Avoiding Dry Socket After An ExtractionJuly 1, 2018
Extracting a tooth, or multiple teeth, is a dental process that generally goes smoothly and without many complications. However, one complication, called dry socket, is one you need to be aware of after a tooth extraction. Dry socket is when the blood clot, left behind to protect the hole in your mouth the tooth left behind, is dislodged or removed in some way. The hole then reveals nerves and bone and easily becomes infected. At worst, you may suffer severe pain that can spread up to your ear. Dry socket is somewhat more common in those who have had their wisdom teeth extracted. Fear not — dry socket can be avoided if you follow your dentist’s instructions carefully and keep the holes in your mouth clean.
Rinse With Salt Water
Sometimes after tooth extractions, and generally after wisdom teeth extractions, your dentist will recommend that you rinse your mouth gently with salt water after every meal. Do not neglect to do this, because salt water is an important healing source and will remove excess food that may have been caught in the holes. Dentists also recommend that you eat soft food, like applesauce and yogurt, for a day or two to avoid getting hard food stuck in the sockets.
Avoid Straws and Hard Brushing
The act of sucking through a straw when you have sockets that are healing can damage the sockets. The stitches in the holes may be pulled out, along with a clot. So when you enjoy your milkshake after your procedure, remember to eat it with a spoon. Additionally, when you brush your teeth, avoid brushing the sockets. That action can irritate the gums and the brushing movement can damage the clot and stitches.
Resting after a tooth extraction, especially wisdom teeth, is strongly advised for the first day or two. Rigorous exercise can dislodge the clot and result in dry socket. With wisdom teeth extraction, keep the gauze in your mouth to absorb excess bleeding and wait for it to end before undertaking any serious activity.
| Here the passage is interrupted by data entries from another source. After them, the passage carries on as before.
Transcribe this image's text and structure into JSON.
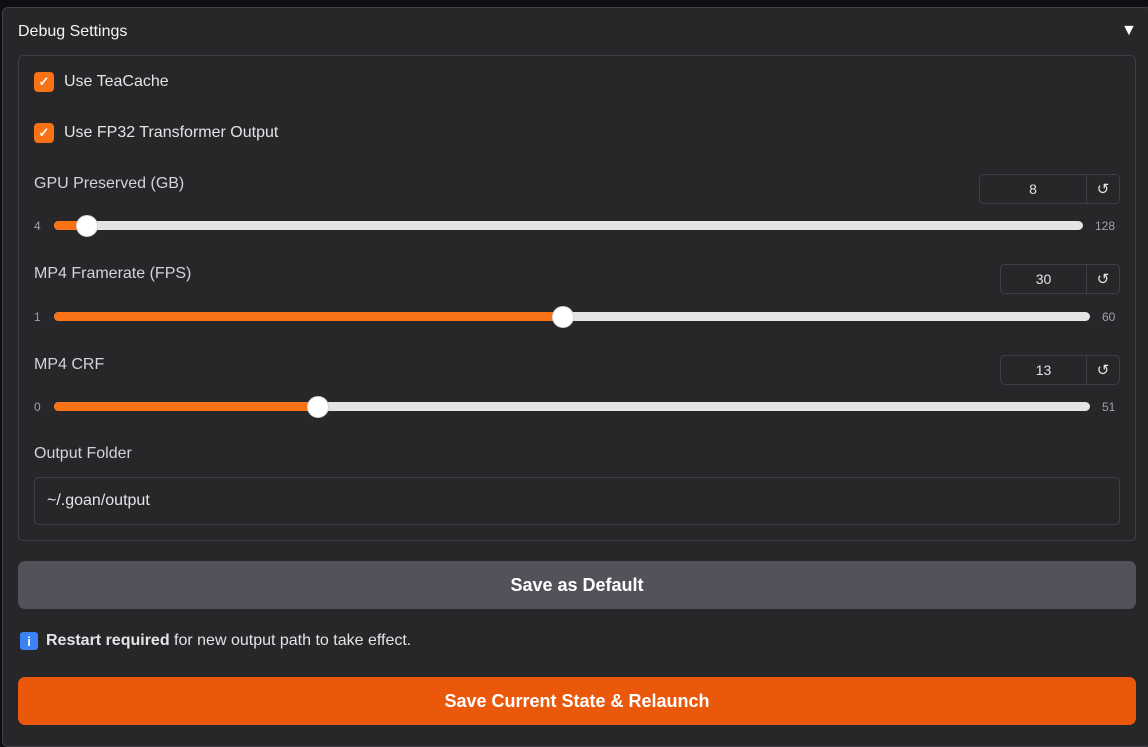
{
  "section": {
    "title": "Debug Settings",
    "collapse_icon": "triangle-down"
  },
  "checkboxes": [
    {
      "label": "Use TeaCache",
      "checked": true
    },
    {
      "label": "Use FP32 Transformer Output",
      "checked": true
    }
  ],
  "sliders": [
    {
      "label": "GPU Preserved (GB)",
      "value": "8",
      "min": "4",
      "max": "128"
    },
    {
      "label": "MP4 Framerate (FPS)",
      "value": "30",
      "min": "1",
      "max": "60"
    },
    {
      "label": "MP4 CRF",
      "value": "13",
      "min": "0",
      "max": "51"
    }
  ],
  "output_folder": {
    "label": "Output Folder",
    "value": "~/.goan/output"
  },
  "save_default_label": "Save as Default",
  "note": {
    "bold": "Restart required",
    "text": " for new output path to take effect."
  },
  "relaunch_label": "Save Current State & Relaunch",
  "colors": {
    "accent": "#f97316",
    "relaunch": "#ea580c",
    "secondary": "#52525b"
  }
}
Dry socket is an unpleasant side effect from tooth extraction, but does not usually cause permanent damage. However, dry socket is easily avoided if you are vigilant about taking care of your mouth during your recovery process. Make an appointment if you see white in your sockets — that means bone may be exposed. Overall, always listen to your dentist’s recommendations!